* [EXERCISE OBJECTIVE]:
The answer must consist of every line in the data that contains "price".

* [DATA PROVIDED]:
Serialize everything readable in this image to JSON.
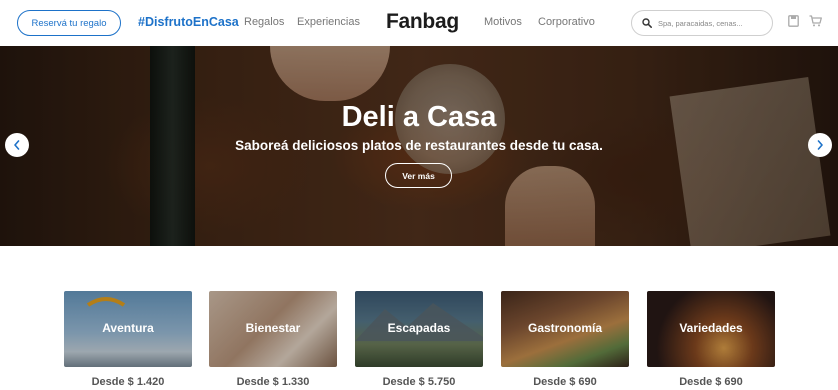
{
  "header": {
    "reserve_button": "Reservá tu regalo",
    "hashtag": "#DisfrutoEnCasa",
    "nav": [
      "Regalos",
      "Experiencias",
      "Motivos",
      "Corporativo"
    ],
    "logo": "Fanbag",
    "search_placeholder": "Spa, paracaidas, cenas...",
    "accent_color": "#1d72c9"
  },
  "hero": {
    "title": "Deli a Casa",
    "subtitle": "Saboreá deliciosos platos de restaurantes desde tu casa.",
    "button": "Ver más"
  },
  "categories": [
    {
      "name": "Aventura",
      "price": "Desde $ 1.420"
    },
    {
      "name": "Bienestar",
      "price": "Desde $ 1.330"
    },
    {
      "name": "Escapadas",
      "price": "Desde $ 5.750"
    },
    {
      "name": "Gastronomía",
      "price": "Desde $ 690"
    },
    {
      "name": "Variedades",
      "price": "Desde $ 690"
    }
  ]
}
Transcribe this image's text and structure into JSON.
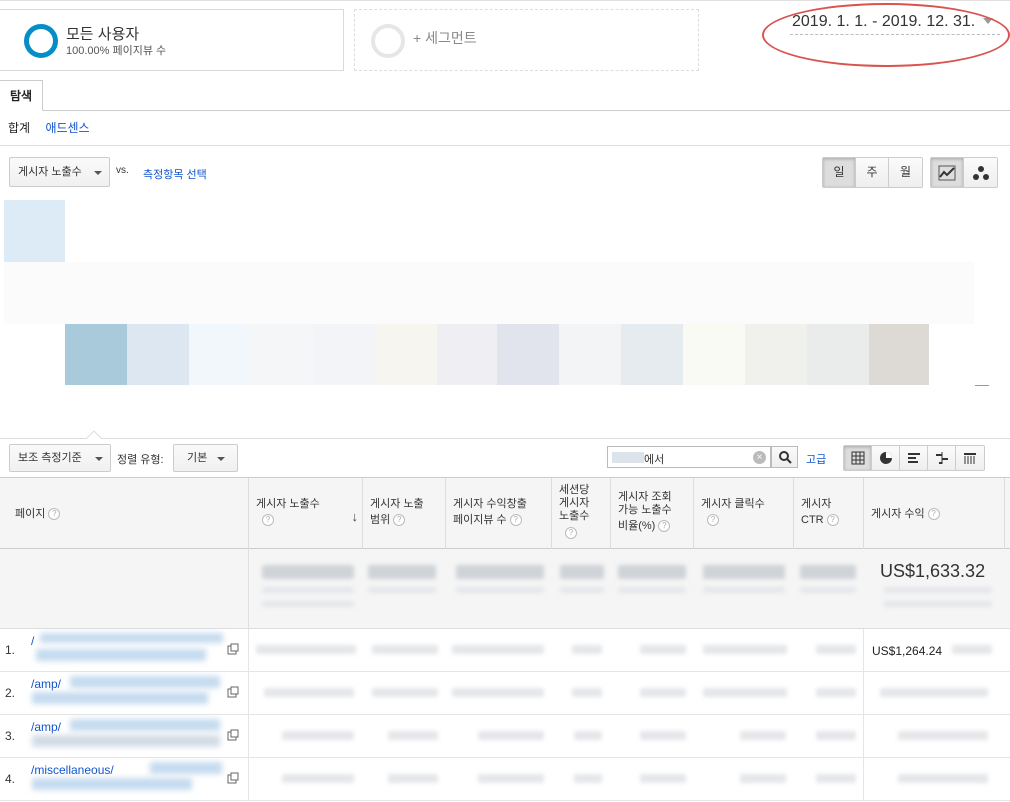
{
  "segments": {
    "primary": {
      "title": "모든 사용자",
      "subtitle": "100.00% 페이지뷰 수"
    },
    "add_label": "+ 세그먼트"
  },
  "date_range": "2019. 1. 1. - 2019. 12. 31.",
  "tabs": {
    "explorer": "탐색"
  },
  "subtabs": {
    "summary": "합계",
    "adsense": "애드센스"
  },
  "metric": {
    "selected": "게시자 노출수",
    "vs": "vs.",
    "select_link": "측정항목 선택"
  },
  "time_buttons": [
    "일",
    "주",
    "월"
  ],
  "table_controls": {
    "secondary_dimension": "보조 측정기준",
    "sort_type_label": "정렬 유형:",
    "sort_type_value": "기본",
    "search_suffix": "에서",
    "advanced": "고급"
  },
  "columns": {
    "page": "페이지",
    "impressions": "게시자 노출수",
    "coverage_1": "게시자 노출",
    "coverage_2": "범위",
    "monetized_1": "게시자 수익창출",
    "monetized_2": "페이지뷰 수",
    "per_session_1": "세션당",
    "per_session_2": "게시자",
    "per_session_3": "노출수",
    "viewable_1": "게시자 조회",
    "viewable_2": "가능 노출수",
    "viewable_3": "비율(%)",
    "clicks": "게시자 클릭수",
    "ctr_1": "게시자",
    "ctr_2": "CTR",
    "revenue": "게시자 수익"
  },
  "help_glyph": "?",
  "sort_glyph": "↓",
  "totals": {
    "revenue": "US$1,633.32"
  },
  "rows": [
    {
      "num": "1.",
      "link": "/",
      "revenue": "US$1,264.24"
    },
    {
      "num": "2.",
      "link": "/amp/",
      "revenue": ""
    },
    {
      "num": "3.",
      "link": "/amp/",
      "revenue": ""
    },
    {
      "num": "4.",
      "link": "/miscellaneous/",
      "revenue": ""
    }
  ],
  "colors": {
    "accent": "#058dc7",
    "link": "#1155cc",
    "annotation": "#d9534f"
  }
}
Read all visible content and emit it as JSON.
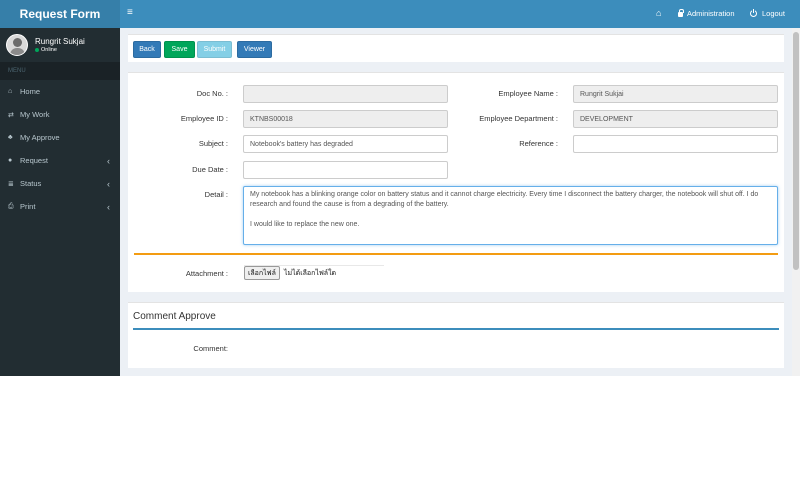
{
  "sidebar": {
    "brand": "Request Form",
    "user": {
      "name": "Rungrit Sukjai",
      "status": "Online"
    },
    "menu_header": "MENU",
    "items": [
      {
        "label": "Home",
        "icon": "home-icon",
        "glyph": "⌂",
        "chevron": ""
      },
      {
        "label": "My Work",
        "icon": "exchange-icon",
        "glyph": "⇄",
        "chevron": ""
      },
      {
        "label": "My Approve",
        "icon": "sitemap-icon",
        "glyph": "♣",
        "chevron": ""
      },
      {
        "label": "Request",
        "icon": "comment-icon",
        "glyph": "●",
        "chevron": "‹"
      },
      {
        "label": "Status",
        "icon": "list-icon",
        "glyph": "≣",
        "chevron": "‹"
      },
      {
        "label": "Print",
        "icon": "print-icon",
        "glyph": "⎙",
        "chevron": "‹"
      }
    ]
  },
  "navbar": {
    "toggle": "≡",
    "home_glyph": "⌂",
    "admin_label": "Administration",
    "logout_label": "Logout"
  },
  "toolbar": {
    "back": "Back",
    "save": "Save",
    "submit": "Submit",
    "viewer": "Viewer"
  },
  "colors": {
    "back": "#337ab7",
    "save": "#00a65a",
    "submit": "#5bc0de",
    "viewer": "#337ab7"
  },
  "form": {
    "doc_no": {
      "label": "Doc No. :",
      "value": ""
    },
    "employee_name": {
      "label": "Employee Name :",
      "value": "Rungrit Sukjai"
    },
    "employee_id": {
      "label": "Employee ID :",
      "value": "KTNBS00018"
    },
    "employee_department": {
      "label": "Employee Department :",
      "value": "DEVELOPMENT"
    },
    "subject": {
      "label": "Subject :",
      "value": "Notebook's battery has degraded"
    },
    "reference": {
      "label": "Reference :",
      "value": ""
    },
    "due_date": {
      "label": "Due Date :",
      "value": ""
    },
    "detail": {
      "label": "Detail :",
      "value": "My notebook has a blinking orange color on battery status and it cannot charge electricity. Every time I disconnect the battery charger, the notebook will shut off. I do research and found the cause is from a degrading of the battery.\n\nI would like to replace the new one."
    },
    "attachment": {
      "label": "Attachment :",
      "button": "เลือกไฟล์",
      "status": "ไม่ได้เลือกไฟล์ใด"
    }
  },
  "comment": {
    "title": "Comment Approve",
    "label": "Comment:"
  }
}
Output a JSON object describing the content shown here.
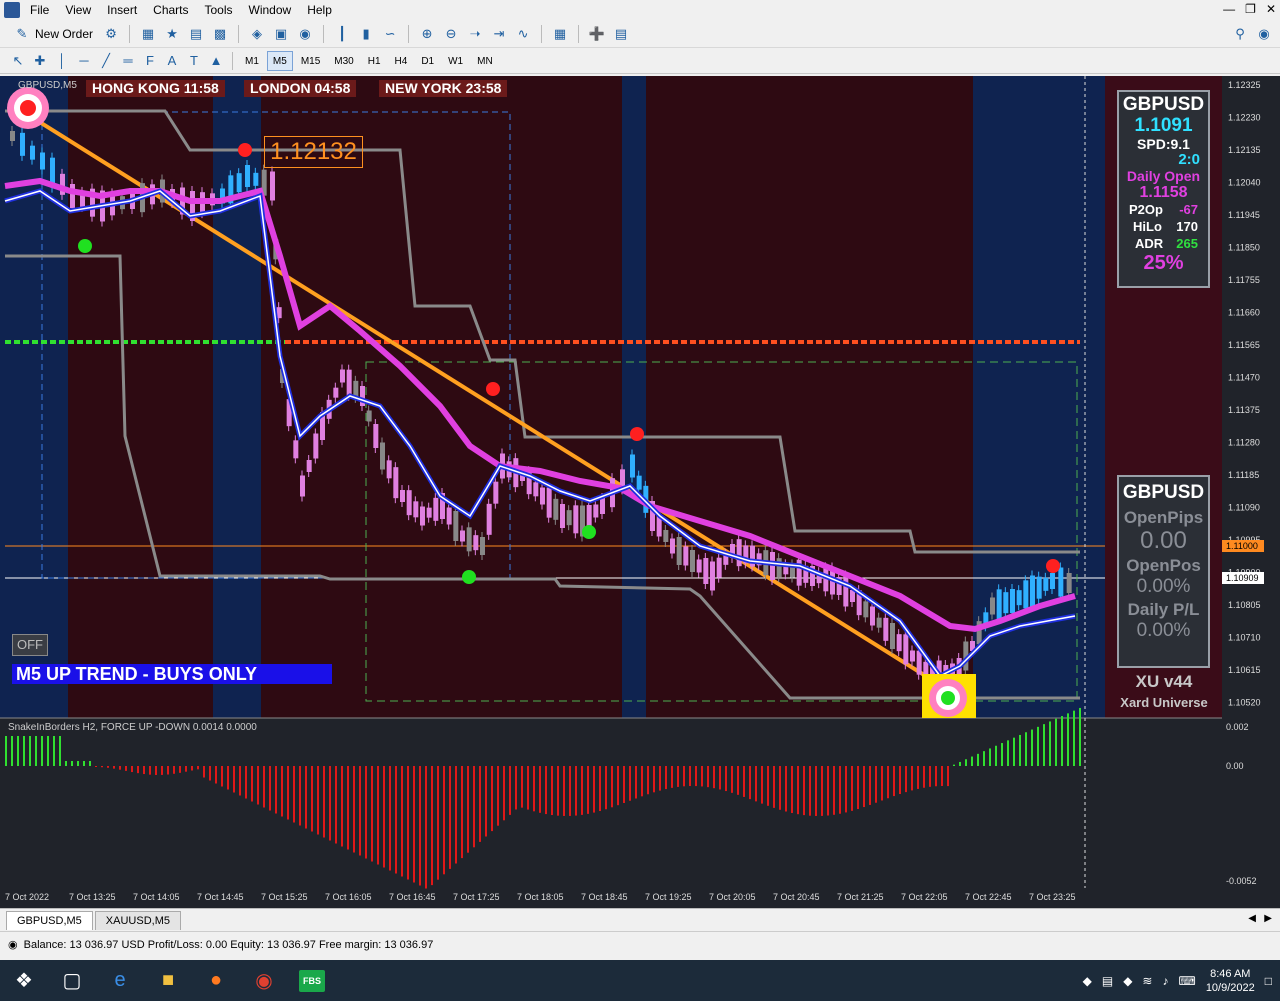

* [SOLUTION TO THIS EXERCISE]:
      "price": "Desde $ 1.420"
      "price": "Desde $ 1.330"
      "price": "Desde $ 5.750"
      "price": "Desde $ 690"
      "price": "Desde $ 690"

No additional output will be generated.